The app, given the prosaic name "Move to iOS," will help switchers defect Android for Apple's iPhone or iPad.
"It securely transfers your contacts, message history, camera photos and videos, [browser] bookmarks, mail accounts, calendars, wallpaper, and DRM-free songs and books," Apple asserted in its iOS 9 online marketing materials.
The migration app shouldn't come as a surprise, said Carolina Milanesi, chief of research at Kantar Worldpanel Comtech.
"Anything vendors can do to make it as pain-free as possible for users to make [a migration] is a good thing," Milanesi said in an email. "We are in a very saturated market and sales will come from keeping your clients loyal and engaged, and attracting customers from your competitors."
Apple's focus on snatching customers from Android device makers isn't new.
In a January call with Wall Street analysts, Apple CEO Tim Cook trumpeted his firm's ability to tempt consumers to dump Android. "The current iPhone line-up experienced the highest Android switcher rate in any of the last three launches in the three previous years," Cook said.
Apple sold a record 74.5 million iPhones in the three months that ended Dec. 31, 2014, a 46% improvement compared to the same period the year prior. Analysts attributed much of that growth to the iPhone 6 and 6 Plus that Apple started selling in September 2014, when the Cupertino, Calif. finally offered smartphones with screens in sizes previously available only from Android ODMs (original device manufacturers) such as Samsung.
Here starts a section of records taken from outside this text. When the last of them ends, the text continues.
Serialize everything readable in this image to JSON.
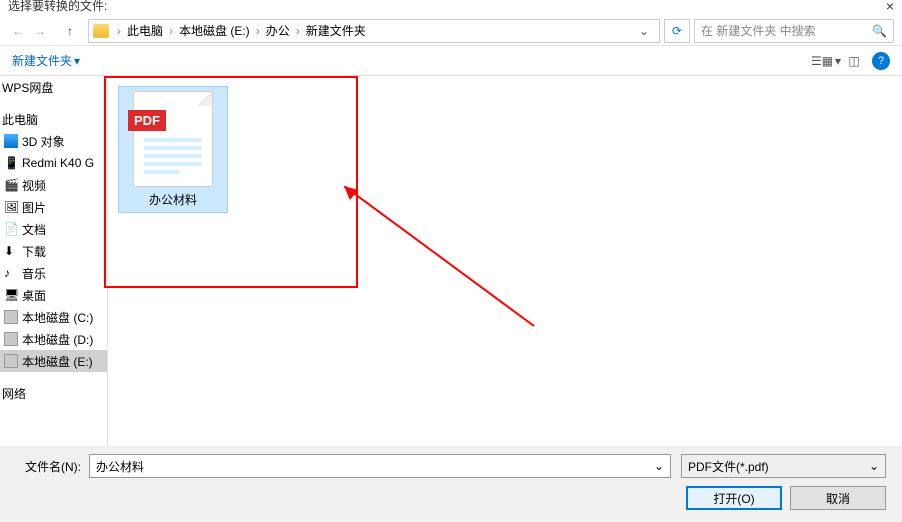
{
  "titlebar": {
    "title": "选择要转换的文件:"
  },
  "breadcrumb": {
    "items": [
      "此电脑",
      "本地磁盘 (E:)",
      "办公",
      "新建文件夹"
    ]
  },
  "search": {
    "placeholder": "在 新建文件夹 中搜索"
  },
  "toolbar": {
    "new_folder_label": "新建文件夹"
  },
  "sidebar": {
    "group1": {
      "header": "WPS网盘"
    },
    "group2": {
      "header": "此电脑",
      "items": [
        "3D 对象",
        "Redmi K40 G",
        "视频",
        "图片",
        "文档",
        "下载",
        "音乐",
        "桌面",
        "本地磁盘 (C:)",
        "本地磁盘 (D:)",
        "本地磁盘 (E:)"
      ]
    },
    "group3": {
      "header": "网络"
    }
  },
  "files": {
    "items": [
      {
        "name": "办公材料",
        "type": "pdf",
        "badge": "PDF",
        "selected": true
      }
    ]
  },
  "footer": {
    "filename_label": "文件名(N):",
    "filename_value": "办公材料",
    "filetype_value": "PDF文件(*.pdf)",
    "open_label": "打开(O)",
    "cancel_label": "取消"
  }
}
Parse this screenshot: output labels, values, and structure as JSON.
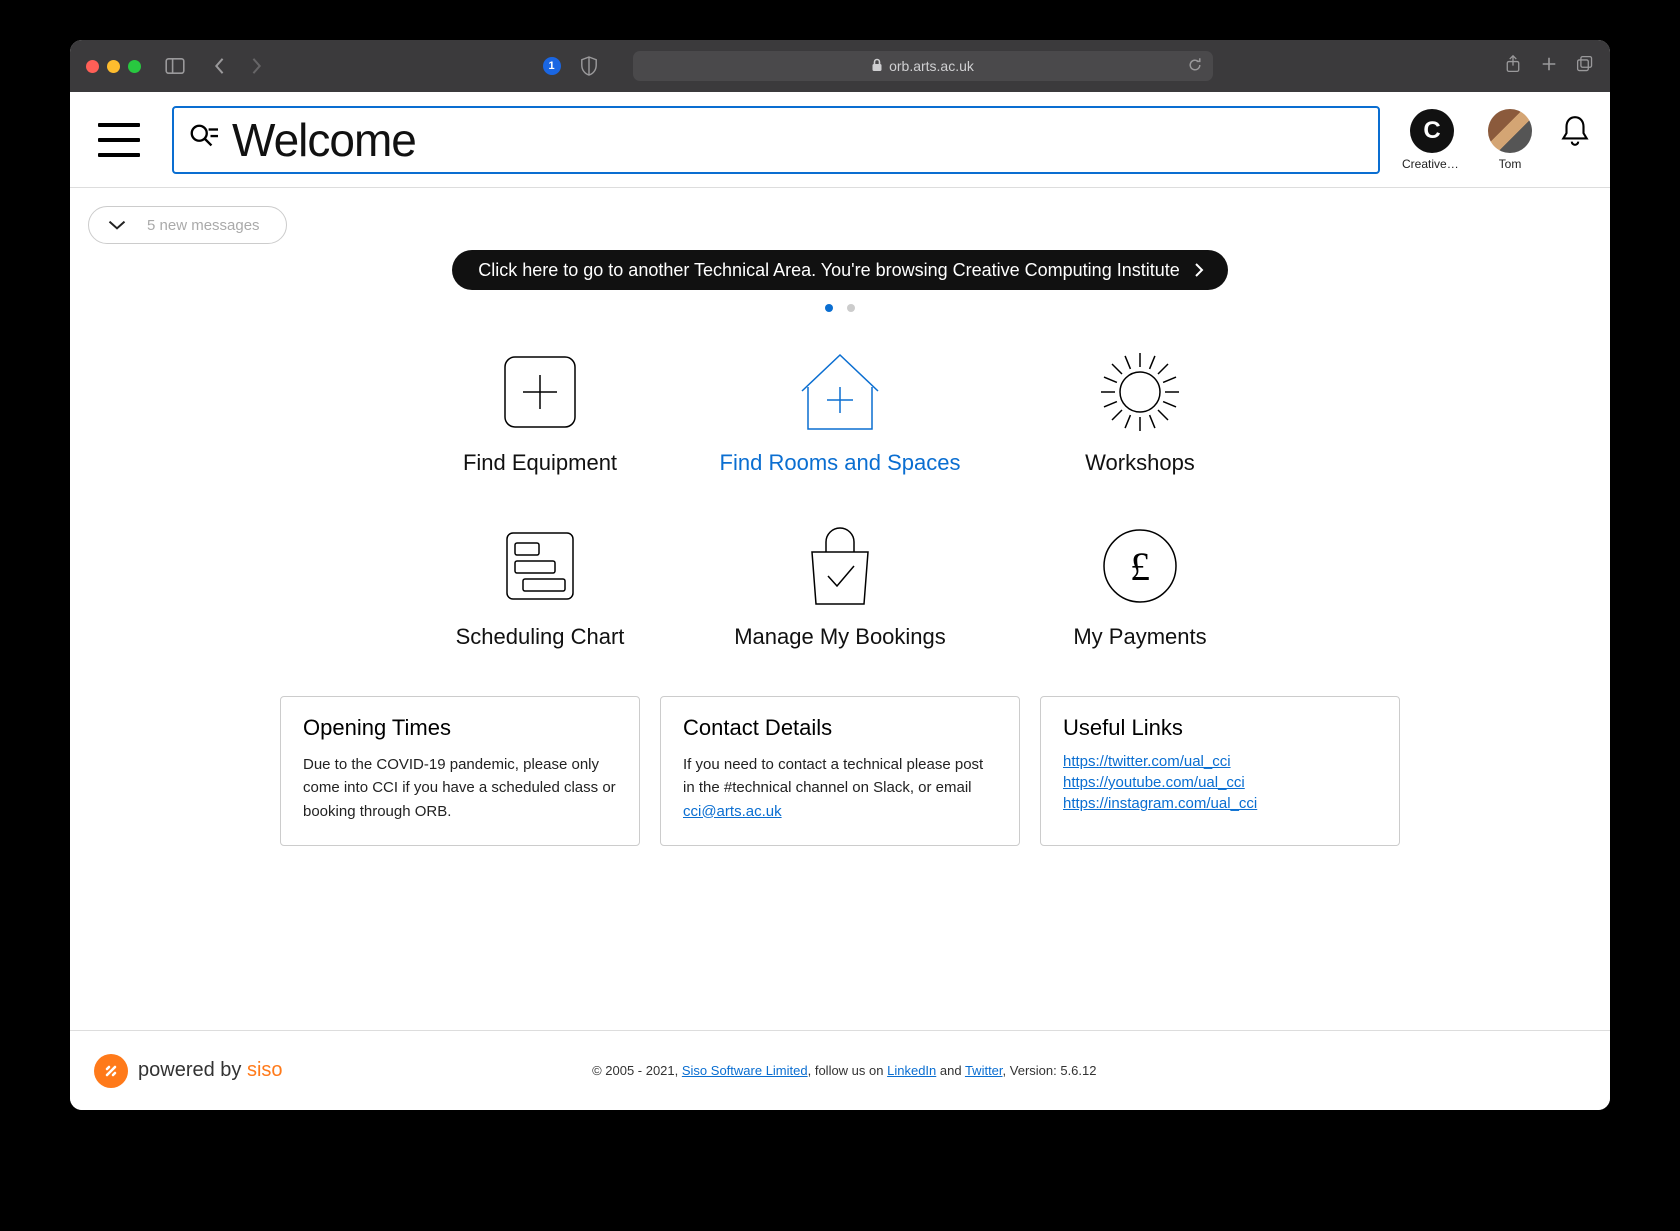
{
  "browser": {
    "url": "orb.arts.ac.uk"
  },
  "header": {
    "search_text": "Welcome",
    "users": [
      {
        "initial": "C",
        "label": "Creative …"
      },
      {
        "label": "Tom"
      }
    ]
  },
  "messages_pill": "5 new messages",
  "banner": "Click here to go to another Technical Area. You're browsing Creative Computing Institute",
  "carousel": {
    "count": 2,
    "active": 0
  },
  "tiles": [
    {
      "label": "Find Equipment",
      "icon": "plus-box"
    },
    {
      "label": "Find Rooms and Spaces",
      "icon": "house-plus",
      "active": true
    },
    {
      "label": "Workshops",
      "icon": "gear"
    },
    {
      "label": "Scheduling Chart",
      "icon": "form"
    },
    {
      "label": "Manage My Bookings",
      "icon": "bag-check"
    },
    {
      "label": "My Payments",
      "icon": "pound-circle"
    }
  ],
  "cards": {
    "opening": {
      "title": "Opening Times",
      "body": "Due to the COVID-19 pandemic, please only come into CCI if you have a scheduled class or booking through ORB."
    },
    "contact": {
      "title": "Contact Details",
      "body": "If you need to contact a technical please post in the #technical channel on Slack, or email ",
      "email": "cci@arts.ac.uk"
    },
    "links": {
      "title": "Useful Links",
      "items": [
        "https://twitter.com/ual_cci",
        "https://youtube.com/ual_cci",
        "https://instagram.com/ual_cci"
      ]
    }
  },
  "footer": {
    "powered_prefix": "powered by ",
    "powered_brand": "siso",
    "copy_prefix": "© 2005 - 2021, ",
    "siso_link": "Siso Software Limited",
    "follow": ", follow us on ",
    "linkedin": "LinkedIn",
    "and": " and ",
    "twitter": "Twitter",
    "version": ", Version: 5.6.12"
  }
}
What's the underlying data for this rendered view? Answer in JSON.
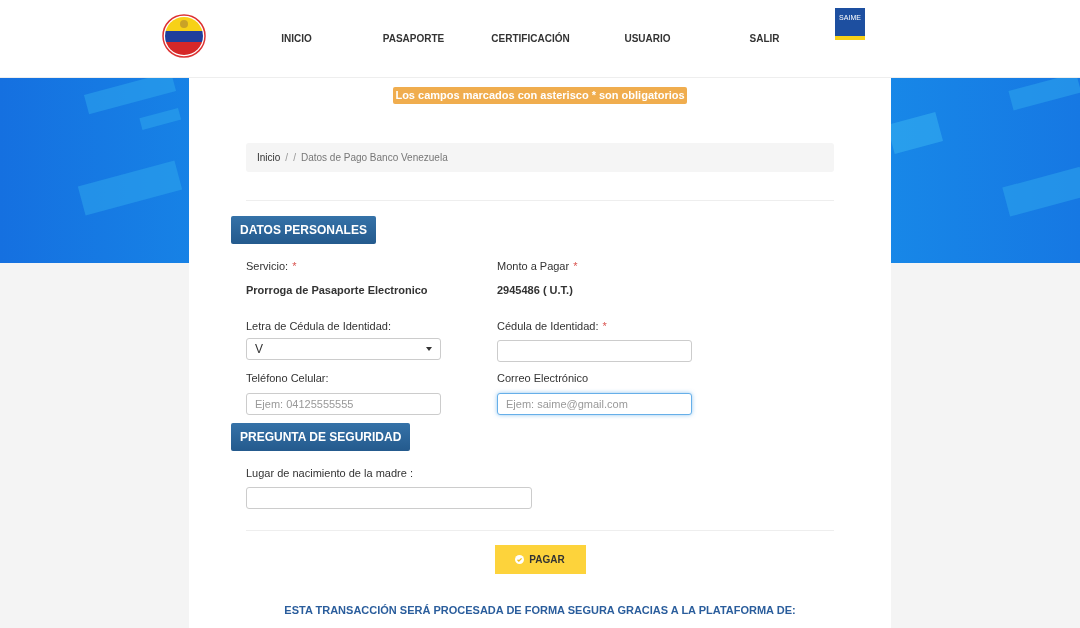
{
  "header": {
    "nav": [
      {
        "label": "INICIO"
      },
      {
        "label": "PASAPORTE"
      },
      {
        "label": "CERTIFICACIÓN"
      },
      {
        "label": "USUARIO"
      },
      {
        "label": "SALIR"
      }
    ],
    "brand_logo": {
      "text": "SAIME"
    }
  },
  "notice": "Los campos marcados con asterisco * son obligatorios",
  "breadcrumb": [
    {
      "kind": "link",
      "text": "Inicio"
    },
    {
      "kind": "separator",
      "text": "/"
    },
    {
      "kind": "separator",
      "text": "/"
    },
    {
      "kind": "current",
      "text": "Datos de Pago Banco Venezuela"
    }
  ],
  "sections": [
    {
      "title": "DATOS PERSONALES",
      "kind": "grid",
      "fields": [
        {
          "kind": "static",
          "label": "Servicio:",
          "required_mark": "*",
          "value": "Prorroga de Pasaporte Electronico"
        },
        {
          "kind": "static",
          "label": "Monto a Pagar",
          "required_mark": "*",
          "value": "2945486 ( U.T.)"
        },
        {
          "kind": "select",
          "label": "Letra de Cédula de Identidad:",
          "value": "V"
        },
        {
          "kind": "input",
          "label": "Cédula de Identidad:",
          "required_mark": "*",
          "focused": false
        },
        {
          "kind": "input",
          "label": "Teléfono Celular:",
          "placeholder": "Ejem: 04125555555",
          "focused": false
        },
        {
          "kind": "input",
          "label": "Correo Electrónico",
          "placeholder": "Ejem: saime@gmail.com",
          "focused": true
        }
      ]
    },
    {
      "title": "PREGUNTA DE SEGURIDAD",
      "kind": "stack",
      "fields": [
        {
          "kind": "input",
          "label": "Lugar de nacimiento de la madre :",
          "focused": false
        }
      ]
    }
  ],
  "submit": {
    "label": "PAGAR"
  },
  "footer_note": "ESTA TRANSACCIÓN SERÁ PROCESADA DE FORMA SEGURA GRACIAS A LA PLATAFORMA DE:"
}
iPhone sales dropped to 61.2 million units in the March 2015 quarter, but that was still a 40% year-over-year increase.
While Cook did not peg an Android-to-iOS switch rate, outsiders have. In January, Consumer Intelligence Research Partners (CIRP) said its polling showed that 19% of U.S. iPhone customers confirmed they had switched from an Android phone. That number was squarely in the usual range of 16% to 26%, CIRP maintained.
Apple isn't preparing the Move to iOS app because it's suddenly figured out it has been gaining customers at Android's expense: It knows that in many countries, particularly developed markets, rivals' users are the biggest pool of potential new iPhone owners.
"There are users who do not have a smartphone yet and users who have an Android phone. While Apple has been growing the number of first-time users they are attracting, the reality is that the users who remain with a feature phone are not prime Apple customer material," said Milanesi. "This leaves switchers to fuel growth."
If Apple's smart, it will most aggressively pitch the Move to iOS app to consumers in China, according to data from Milanesi.
Although 10.8% of the iPhone buyers in the U.S. during the three months ending in April were switchers, that was dwarfed by the 49.8% in China, again illustrating the draw of the larger-screen iPhone 6 (4.7-in.) and iPhone 6 Plus (5.5-in.) there.
If Cook's January commentary was accurate, he was probably talking about China, where the larger devices has fueled a huge uptick in iOS's share of the smartphone OS market. In August 2014, the month before the iPhone 6 and 6 Plus were launched, iOS powered just 14.2% of all smartphones in China, Kantar said, while Android ran a whopping 83.9%. By April, iOS had climbed to 24.4% and Android had slipped to 74% in the People's Republic.
The European Union fell between those extremes, with 29.4% of iPhone buyers coming from an Android smartphone in the three months ending in April.
"The numbers have been pretty constant since the launch of the new products [the iPhone 6 and 6 Plus], which provided a boost in switchers, especially thanks to the larger screens," said Milanesi.